• ASSIGNED TASK
Search the data below for the word "title" and copy each line that holds it.

----

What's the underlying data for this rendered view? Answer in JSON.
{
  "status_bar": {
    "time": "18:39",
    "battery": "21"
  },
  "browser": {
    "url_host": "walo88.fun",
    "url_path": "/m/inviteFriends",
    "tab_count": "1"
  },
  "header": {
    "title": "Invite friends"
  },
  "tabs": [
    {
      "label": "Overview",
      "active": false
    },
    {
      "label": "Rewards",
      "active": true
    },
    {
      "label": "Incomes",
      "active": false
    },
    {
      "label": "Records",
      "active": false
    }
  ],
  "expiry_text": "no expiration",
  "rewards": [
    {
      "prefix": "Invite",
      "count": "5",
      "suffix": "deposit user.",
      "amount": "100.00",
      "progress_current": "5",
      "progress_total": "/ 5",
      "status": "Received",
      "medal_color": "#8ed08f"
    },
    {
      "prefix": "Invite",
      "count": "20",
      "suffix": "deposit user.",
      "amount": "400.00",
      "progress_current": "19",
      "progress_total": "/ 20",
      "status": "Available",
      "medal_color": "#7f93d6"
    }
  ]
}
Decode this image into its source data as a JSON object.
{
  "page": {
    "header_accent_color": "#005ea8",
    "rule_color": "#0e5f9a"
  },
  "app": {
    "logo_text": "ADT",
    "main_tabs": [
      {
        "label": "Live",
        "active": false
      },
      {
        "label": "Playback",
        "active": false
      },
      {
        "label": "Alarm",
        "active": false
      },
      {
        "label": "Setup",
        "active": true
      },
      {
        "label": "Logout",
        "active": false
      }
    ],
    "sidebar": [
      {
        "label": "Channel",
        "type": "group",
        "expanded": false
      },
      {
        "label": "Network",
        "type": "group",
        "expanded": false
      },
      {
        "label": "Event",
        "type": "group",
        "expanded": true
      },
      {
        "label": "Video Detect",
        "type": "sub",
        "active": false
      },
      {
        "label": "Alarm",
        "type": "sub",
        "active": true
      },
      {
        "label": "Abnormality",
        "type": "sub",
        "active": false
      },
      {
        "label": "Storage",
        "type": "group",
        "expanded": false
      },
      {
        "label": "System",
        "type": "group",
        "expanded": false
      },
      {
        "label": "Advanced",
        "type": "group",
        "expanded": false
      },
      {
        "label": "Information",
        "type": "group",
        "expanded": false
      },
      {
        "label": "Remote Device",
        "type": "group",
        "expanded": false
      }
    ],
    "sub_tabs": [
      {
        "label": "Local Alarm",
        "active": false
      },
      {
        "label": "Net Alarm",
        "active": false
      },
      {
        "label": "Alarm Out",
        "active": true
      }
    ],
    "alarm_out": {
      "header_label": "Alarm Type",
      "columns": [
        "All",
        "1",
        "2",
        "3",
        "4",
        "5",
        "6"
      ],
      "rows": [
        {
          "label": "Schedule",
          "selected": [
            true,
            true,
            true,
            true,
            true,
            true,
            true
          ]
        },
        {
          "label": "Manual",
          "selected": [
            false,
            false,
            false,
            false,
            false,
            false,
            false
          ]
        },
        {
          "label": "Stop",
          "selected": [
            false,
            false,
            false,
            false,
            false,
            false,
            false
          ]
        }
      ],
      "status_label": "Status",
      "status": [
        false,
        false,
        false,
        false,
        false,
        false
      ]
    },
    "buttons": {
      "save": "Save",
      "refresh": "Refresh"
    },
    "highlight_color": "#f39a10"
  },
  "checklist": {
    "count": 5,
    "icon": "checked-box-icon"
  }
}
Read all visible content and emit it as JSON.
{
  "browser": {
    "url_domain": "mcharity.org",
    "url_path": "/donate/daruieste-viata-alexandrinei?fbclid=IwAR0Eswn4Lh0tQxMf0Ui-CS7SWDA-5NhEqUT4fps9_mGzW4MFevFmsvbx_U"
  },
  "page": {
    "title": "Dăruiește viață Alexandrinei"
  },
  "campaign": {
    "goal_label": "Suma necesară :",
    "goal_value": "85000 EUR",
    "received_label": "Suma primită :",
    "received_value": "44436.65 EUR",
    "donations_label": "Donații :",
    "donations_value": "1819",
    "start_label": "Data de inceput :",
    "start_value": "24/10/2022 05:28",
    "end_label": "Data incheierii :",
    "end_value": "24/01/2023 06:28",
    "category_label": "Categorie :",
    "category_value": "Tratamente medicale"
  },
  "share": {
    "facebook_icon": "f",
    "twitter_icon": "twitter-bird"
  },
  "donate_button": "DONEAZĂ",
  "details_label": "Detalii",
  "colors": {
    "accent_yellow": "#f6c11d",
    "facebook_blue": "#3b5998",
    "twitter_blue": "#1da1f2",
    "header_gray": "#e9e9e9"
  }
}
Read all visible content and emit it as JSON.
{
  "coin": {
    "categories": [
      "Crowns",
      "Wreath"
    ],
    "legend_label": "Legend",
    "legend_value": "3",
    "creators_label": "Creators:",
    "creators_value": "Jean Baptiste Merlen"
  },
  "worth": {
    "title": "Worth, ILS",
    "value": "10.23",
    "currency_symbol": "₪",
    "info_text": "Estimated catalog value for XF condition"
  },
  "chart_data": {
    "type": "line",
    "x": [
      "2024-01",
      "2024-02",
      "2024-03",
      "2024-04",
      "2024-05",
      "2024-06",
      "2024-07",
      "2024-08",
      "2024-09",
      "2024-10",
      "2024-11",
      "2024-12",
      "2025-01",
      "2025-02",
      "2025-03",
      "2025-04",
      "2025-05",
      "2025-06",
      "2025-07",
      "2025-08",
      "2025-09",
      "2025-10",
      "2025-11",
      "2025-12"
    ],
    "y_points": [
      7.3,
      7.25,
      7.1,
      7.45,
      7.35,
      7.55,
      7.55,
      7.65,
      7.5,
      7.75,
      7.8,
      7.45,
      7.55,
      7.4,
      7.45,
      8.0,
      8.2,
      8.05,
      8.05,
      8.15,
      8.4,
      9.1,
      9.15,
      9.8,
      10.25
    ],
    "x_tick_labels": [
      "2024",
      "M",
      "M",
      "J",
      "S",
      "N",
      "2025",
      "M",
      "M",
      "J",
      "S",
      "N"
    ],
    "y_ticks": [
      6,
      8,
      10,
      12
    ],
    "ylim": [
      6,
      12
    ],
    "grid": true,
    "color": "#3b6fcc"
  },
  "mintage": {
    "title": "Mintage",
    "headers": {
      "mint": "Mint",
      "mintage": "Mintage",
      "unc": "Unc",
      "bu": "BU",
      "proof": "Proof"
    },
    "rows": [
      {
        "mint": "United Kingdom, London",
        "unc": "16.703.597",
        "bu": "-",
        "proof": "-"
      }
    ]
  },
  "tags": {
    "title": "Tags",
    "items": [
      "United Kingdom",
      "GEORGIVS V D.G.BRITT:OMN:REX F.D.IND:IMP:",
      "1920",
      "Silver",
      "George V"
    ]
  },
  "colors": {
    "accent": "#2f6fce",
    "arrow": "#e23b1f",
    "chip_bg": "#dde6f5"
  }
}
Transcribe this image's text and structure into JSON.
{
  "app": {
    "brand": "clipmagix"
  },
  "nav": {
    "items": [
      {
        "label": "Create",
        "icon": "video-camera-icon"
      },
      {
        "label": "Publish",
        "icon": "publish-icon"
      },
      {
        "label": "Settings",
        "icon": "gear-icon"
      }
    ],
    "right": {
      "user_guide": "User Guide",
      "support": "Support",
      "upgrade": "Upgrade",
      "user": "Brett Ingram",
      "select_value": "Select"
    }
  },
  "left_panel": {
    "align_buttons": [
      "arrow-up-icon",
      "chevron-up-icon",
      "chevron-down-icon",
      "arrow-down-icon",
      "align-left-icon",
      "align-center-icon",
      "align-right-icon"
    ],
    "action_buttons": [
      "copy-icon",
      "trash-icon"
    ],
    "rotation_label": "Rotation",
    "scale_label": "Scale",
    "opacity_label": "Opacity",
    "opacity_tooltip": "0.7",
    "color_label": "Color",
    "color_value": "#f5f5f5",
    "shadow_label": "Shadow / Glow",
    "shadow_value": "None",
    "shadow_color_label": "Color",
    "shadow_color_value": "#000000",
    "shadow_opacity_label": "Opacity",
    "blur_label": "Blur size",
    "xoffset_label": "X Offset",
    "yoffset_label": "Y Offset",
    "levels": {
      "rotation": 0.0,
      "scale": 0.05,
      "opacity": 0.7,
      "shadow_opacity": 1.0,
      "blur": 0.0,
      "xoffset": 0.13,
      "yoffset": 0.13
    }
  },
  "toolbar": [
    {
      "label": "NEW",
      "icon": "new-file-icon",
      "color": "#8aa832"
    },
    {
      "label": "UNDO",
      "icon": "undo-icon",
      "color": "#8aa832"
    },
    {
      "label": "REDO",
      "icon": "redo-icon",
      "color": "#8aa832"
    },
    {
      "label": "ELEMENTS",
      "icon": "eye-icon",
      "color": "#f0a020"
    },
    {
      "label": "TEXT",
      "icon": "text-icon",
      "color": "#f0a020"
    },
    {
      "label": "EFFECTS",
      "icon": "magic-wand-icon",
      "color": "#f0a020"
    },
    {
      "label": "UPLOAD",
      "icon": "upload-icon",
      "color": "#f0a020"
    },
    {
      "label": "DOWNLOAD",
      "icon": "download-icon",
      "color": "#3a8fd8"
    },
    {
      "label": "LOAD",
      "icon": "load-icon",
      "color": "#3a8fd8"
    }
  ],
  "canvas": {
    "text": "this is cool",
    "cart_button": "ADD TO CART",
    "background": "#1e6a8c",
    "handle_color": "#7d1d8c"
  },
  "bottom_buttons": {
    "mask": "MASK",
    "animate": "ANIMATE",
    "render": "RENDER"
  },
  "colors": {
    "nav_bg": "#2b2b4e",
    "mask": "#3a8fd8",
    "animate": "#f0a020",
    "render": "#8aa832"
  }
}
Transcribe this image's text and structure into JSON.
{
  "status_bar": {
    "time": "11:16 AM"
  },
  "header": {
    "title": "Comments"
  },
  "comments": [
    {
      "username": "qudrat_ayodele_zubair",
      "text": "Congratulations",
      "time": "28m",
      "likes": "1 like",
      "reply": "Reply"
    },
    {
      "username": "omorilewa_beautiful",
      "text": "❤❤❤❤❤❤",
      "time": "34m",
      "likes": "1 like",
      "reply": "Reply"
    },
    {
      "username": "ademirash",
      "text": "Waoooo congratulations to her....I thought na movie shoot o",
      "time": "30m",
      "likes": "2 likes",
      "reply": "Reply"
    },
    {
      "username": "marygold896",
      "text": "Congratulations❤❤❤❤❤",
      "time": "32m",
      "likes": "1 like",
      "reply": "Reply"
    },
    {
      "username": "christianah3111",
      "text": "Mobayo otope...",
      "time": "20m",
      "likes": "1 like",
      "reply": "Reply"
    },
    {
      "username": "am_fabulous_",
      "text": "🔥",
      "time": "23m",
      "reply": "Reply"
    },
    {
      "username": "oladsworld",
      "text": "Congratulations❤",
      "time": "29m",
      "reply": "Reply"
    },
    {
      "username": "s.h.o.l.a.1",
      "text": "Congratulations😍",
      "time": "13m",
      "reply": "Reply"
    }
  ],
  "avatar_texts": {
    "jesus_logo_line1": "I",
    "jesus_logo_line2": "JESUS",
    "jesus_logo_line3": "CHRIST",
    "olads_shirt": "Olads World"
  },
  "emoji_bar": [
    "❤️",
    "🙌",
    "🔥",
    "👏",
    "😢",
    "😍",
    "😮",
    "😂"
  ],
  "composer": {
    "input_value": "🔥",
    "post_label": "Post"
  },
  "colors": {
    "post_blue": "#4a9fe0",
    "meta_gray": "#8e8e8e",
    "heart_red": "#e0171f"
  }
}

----

• EXERCISE ANSWER
    "title": "Invite friends"
    "title": "Dăruiește viață Alexandrinei"
    "title": "Worth, ILS",
    "title": "Mintage",
    "title": "Tags",
    "title": "Comments"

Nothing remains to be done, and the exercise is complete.